(Reminds me of an old joke: the definition of "relativity" as being "the difference between a minute sitting with the love of your life and a minute sitting on a hot stove.")
But to the "hot water" test and schizothermia: One of my most puzzling/entertaining/annoying silly symptoms of the MS is different perceived temperatures in different zones of my body. The soles of my feet are too hot. The tops of my feet are too cold, and that cold runs up to my knees. The front and outside of my right thigh is pretty cold, my left is cold too, but not quite as bad. My core tends to run hot (always has).
So, in the 90-100-degree temperatures typical to southern California, my upper body is horribly uncomfortable, and my legs are very, very happy.
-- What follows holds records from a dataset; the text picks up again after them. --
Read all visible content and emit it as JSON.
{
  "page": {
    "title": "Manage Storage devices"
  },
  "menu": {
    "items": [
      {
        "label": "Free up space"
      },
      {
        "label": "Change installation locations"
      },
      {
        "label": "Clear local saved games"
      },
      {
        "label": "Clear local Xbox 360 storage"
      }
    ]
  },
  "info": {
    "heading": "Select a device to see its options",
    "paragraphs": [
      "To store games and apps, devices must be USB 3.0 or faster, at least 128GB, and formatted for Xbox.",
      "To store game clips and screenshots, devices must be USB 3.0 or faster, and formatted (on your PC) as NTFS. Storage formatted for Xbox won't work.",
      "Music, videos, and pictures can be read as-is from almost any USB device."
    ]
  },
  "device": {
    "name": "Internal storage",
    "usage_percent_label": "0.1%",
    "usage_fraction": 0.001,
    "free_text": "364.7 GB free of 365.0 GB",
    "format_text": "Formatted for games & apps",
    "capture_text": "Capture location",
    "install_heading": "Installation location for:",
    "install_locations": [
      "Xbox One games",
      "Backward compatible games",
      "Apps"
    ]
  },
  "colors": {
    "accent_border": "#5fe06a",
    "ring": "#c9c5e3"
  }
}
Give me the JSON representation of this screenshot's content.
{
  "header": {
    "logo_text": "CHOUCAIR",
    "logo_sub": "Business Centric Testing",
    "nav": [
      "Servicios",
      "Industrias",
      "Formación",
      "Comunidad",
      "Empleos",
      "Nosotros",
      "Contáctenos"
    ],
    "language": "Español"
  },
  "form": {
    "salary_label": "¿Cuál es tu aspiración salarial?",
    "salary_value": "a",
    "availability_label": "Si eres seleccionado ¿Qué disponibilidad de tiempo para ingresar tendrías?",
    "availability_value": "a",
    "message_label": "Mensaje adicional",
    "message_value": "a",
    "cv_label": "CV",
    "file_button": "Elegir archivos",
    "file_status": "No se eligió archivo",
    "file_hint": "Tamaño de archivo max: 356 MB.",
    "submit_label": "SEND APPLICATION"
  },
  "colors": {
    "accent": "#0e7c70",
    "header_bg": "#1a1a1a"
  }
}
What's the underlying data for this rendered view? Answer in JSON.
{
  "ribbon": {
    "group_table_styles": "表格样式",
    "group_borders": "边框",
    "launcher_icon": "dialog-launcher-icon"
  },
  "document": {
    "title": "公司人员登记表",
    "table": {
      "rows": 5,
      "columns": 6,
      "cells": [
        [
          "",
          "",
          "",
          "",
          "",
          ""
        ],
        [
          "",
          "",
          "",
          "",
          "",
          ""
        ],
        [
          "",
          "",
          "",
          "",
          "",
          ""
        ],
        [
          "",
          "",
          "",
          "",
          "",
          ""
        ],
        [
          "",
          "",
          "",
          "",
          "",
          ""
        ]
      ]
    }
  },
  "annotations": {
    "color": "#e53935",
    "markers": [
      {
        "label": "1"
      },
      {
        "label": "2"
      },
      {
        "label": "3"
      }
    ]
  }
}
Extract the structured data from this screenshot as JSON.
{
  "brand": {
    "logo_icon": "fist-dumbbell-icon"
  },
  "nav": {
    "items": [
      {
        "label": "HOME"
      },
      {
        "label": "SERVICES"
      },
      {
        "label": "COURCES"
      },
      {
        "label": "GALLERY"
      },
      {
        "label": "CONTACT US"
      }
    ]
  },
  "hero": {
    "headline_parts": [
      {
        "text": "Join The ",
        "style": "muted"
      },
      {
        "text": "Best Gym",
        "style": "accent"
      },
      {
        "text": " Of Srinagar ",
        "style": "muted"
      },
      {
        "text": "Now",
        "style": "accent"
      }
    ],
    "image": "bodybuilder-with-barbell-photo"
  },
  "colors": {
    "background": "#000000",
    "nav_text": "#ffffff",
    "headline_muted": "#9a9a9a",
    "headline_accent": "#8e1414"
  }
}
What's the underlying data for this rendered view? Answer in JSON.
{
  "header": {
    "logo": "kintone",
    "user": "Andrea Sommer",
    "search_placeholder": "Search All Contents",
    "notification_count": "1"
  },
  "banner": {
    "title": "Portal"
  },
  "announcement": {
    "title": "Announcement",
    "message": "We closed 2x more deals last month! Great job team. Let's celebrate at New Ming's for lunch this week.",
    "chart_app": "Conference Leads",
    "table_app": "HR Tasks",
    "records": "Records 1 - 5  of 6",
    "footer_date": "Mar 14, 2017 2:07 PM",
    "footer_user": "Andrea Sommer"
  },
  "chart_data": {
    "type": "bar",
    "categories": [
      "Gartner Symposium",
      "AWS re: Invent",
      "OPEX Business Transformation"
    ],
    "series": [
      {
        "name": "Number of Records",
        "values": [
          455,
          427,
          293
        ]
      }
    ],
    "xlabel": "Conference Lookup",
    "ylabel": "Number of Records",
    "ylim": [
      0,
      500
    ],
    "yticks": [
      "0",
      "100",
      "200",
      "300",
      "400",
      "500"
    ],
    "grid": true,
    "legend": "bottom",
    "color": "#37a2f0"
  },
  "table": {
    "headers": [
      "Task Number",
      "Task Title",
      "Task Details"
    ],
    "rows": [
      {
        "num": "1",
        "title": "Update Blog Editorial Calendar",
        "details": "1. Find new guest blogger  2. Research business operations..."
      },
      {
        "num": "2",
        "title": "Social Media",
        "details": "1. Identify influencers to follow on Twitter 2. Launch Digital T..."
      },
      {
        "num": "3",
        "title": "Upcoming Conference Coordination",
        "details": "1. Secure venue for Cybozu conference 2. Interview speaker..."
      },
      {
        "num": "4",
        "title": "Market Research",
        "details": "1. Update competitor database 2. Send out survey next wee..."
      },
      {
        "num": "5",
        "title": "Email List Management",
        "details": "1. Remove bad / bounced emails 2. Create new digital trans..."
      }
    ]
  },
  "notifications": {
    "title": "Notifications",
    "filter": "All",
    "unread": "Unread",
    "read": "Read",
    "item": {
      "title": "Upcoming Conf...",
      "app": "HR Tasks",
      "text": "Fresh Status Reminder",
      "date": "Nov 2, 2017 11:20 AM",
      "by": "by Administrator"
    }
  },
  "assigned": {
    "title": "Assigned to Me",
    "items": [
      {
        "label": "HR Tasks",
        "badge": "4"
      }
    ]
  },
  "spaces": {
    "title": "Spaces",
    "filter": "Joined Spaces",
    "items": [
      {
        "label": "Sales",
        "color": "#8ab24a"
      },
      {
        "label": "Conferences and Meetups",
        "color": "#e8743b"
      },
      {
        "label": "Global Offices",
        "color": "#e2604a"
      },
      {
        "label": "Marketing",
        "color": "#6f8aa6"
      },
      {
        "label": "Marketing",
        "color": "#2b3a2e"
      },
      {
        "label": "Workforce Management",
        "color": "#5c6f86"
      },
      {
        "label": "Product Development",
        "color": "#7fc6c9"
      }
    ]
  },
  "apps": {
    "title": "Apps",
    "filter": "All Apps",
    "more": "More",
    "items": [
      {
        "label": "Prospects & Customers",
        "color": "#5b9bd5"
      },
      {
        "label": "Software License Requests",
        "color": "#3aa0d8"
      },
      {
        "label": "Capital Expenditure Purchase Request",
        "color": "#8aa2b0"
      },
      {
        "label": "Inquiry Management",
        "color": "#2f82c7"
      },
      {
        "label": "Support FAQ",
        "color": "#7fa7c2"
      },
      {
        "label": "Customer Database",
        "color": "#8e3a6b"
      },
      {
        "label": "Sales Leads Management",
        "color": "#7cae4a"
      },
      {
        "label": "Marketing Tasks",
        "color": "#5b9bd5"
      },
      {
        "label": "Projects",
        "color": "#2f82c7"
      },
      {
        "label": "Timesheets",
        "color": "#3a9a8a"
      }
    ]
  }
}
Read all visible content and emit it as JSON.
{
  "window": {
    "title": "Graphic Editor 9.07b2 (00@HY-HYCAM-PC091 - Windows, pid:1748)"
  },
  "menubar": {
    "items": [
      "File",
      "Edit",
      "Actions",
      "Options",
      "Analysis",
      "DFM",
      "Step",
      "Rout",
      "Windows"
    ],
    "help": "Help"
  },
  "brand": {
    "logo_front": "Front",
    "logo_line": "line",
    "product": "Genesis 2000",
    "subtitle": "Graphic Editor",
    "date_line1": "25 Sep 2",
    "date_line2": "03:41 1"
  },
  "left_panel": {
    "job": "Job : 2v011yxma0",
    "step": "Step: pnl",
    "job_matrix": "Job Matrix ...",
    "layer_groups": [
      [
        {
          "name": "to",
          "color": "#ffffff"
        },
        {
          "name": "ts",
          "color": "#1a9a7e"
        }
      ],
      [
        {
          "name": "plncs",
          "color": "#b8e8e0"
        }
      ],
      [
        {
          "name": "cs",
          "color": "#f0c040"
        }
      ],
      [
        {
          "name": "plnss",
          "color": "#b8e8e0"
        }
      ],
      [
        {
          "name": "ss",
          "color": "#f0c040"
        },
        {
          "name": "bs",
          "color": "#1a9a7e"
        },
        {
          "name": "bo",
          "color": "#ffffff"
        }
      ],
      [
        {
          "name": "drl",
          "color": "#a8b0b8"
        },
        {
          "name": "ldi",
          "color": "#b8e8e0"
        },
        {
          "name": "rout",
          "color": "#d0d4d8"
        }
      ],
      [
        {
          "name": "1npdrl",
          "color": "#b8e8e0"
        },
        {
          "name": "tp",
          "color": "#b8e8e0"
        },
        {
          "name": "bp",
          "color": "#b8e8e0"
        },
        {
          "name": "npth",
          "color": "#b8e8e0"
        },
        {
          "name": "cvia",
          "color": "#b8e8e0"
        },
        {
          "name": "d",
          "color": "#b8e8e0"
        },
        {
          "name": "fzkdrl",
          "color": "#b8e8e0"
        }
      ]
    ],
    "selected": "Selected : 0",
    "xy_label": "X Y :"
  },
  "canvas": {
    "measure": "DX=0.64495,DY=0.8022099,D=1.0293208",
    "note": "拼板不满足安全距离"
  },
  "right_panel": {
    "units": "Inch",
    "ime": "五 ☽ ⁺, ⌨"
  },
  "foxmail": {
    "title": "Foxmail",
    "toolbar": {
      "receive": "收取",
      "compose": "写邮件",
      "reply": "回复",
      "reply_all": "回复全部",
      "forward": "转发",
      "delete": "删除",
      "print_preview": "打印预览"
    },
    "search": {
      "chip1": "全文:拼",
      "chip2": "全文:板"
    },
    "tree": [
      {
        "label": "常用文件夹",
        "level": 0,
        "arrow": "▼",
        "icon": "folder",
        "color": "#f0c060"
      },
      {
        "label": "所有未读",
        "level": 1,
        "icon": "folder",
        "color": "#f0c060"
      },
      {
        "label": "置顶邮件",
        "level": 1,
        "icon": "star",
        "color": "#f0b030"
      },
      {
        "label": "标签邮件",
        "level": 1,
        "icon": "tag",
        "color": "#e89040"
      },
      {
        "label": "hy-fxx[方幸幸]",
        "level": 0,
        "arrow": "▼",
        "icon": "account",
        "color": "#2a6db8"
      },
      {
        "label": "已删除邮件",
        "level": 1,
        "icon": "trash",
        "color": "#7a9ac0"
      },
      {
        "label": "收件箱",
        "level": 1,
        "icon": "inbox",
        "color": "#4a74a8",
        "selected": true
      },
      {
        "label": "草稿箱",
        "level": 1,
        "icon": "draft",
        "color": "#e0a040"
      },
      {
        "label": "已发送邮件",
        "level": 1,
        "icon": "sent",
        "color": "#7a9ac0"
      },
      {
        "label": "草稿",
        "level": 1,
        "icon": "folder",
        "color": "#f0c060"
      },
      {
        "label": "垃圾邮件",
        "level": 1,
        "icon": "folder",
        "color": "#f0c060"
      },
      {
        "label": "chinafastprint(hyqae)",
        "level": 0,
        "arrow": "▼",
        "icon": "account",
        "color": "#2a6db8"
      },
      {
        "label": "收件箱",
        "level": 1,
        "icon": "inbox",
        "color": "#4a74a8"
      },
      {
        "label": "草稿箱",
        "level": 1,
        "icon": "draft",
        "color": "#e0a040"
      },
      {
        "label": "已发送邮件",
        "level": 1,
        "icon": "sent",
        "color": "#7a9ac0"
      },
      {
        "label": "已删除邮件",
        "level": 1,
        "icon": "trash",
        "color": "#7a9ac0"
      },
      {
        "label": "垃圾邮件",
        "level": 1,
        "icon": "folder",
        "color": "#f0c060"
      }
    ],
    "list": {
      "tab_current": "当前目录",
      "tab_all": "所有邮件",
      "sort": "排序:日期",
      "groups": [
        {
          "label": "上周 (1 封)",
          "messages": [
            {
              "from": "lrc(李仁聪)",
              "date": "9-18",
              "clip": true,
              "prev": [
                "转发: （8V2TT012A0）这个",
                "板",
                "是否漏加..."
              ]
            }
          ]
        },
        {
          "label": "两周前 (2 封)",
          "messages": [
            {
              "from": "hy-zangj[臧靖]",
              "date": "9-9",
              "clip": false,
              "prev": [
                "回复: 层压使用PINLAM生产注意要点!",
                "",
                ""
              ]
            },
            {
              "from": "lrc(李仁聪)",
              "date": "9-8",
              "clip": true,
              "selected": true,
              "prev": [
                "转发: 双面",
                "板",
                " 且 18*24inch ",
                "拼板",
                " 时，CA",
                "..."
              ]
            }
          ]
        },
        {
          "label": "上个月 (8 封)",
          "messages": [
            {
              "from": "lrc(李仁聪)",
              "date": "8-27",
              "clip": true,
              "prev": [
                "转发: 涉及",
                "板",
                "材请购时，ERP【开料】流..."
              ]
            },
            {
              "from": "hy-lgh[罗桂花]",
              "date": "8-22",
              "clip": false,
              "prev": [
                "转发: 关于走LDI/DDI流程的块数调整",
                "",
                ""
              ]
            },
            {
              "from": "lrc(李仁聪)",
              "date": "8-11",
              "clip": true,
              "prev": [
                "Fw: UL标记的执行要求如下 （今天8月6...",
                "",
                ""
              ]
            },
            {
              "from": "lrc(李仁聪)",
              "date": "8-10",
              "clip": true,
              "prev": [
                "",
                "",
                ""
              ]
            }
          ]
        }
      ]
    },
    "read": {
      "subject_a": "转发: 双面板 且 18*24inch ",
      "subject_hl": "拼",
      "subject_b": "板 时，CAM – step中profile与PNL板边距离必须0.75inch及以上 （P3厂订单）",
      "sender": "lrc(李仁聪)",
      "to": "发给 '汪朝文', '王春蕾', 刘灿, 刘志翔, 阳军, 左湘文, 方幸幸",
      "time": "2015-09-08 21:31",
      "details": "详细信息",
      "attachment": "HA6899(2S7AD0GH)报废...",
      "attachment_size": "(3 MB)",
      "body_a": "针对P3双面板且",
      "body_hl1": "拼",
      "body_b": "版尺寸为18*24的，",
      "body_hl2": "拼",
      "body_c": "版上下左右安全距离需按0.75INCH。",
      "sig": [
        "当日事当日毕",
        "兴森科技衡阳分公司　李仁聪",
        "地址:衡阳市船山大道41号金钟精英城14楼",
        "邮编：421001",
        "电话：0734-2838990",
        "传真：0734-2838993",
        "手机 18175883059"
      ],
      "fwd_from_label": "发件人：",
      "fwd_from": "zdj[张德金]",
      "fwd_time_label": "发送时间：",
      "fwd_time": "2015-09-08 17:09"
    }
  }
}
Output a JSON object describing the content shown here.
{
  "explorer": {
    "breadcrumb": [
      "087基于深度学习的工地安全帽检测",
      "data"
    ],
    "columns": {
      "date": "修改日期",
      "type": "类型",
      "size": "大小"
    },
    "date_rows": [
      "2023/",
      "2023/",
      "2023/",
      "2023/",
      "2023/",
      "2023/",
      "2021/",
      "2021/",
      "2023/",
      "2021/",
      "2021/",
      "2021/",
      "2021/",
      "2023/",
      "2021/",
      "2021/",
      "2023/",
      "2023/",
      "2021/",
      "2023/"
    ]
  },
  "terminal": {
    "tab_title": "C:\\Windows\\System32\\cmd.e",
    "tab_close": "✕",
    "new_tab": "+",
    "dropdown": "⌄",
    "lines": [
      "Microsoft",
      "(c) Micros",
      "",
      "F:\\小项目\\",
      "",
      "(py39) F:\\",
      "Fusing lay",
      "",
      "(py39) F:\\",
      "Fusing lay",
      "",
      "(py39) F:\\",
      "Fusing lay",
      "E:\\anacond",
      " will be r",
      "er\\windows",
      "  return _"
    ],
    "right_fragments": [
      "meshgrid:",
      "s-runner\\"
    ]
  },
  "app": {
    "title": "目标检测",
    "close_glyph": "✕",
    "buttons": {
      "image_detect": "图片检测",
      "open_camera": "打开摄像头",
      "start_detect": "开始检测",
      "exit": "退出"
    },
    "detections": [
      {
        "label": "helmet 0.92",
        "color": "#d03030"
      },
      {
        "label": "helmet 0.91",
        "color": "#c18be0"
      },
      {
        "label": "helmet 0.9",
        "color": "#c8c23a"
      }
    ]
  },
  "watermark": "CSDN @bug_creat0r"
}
In the winter when the temperature "drops" to the 50s or lower (yes, my non-LA friends, I hear you laughing at a winter that "drops" to the 50s, but bear with me), my core is comfortable and my legs suffer. Last year, my legs were so cold in the summer that I had to go to the local pool and sit in the hot tub--but I could only do that at night, it would have been too much for my core to do that during the day. A "cool" 85-degree pool, the temperature they recommend for MS people, I can deal with in the summer, but much cooler than that I can't deal with at all. So, in the Goode Olde Days, would they have been able to diagnose me using the "hot water" test? Quite possibly not...
This drives my Chinese herbalist crazy. Too hot? He can cool me down. Too cold? He can warm me up. But this part warm, that part cold? "Very difficult case," he says.
Last night, I got up to feed the cat around 4AM. I was simultaneously hot, sticky, and cold. I wanted to kick on the air conditioner and put the heating pad on my right thigh (I didn't; I was afraid I'd blow a circuit breaker.) Oh well... as Roseanne Roseannadanna used to say, "If it's not one thing, it's another."
Later today: Heller bodywork, a new approach to working some of the kinks out of my legs. I don't know anything about it; but having been Rolfed, I can only imagine that it involves elbows. Tomorrow, Iyengar yoga, which thank goodness will be elbow-free.
You take what you can get, in these troubled times.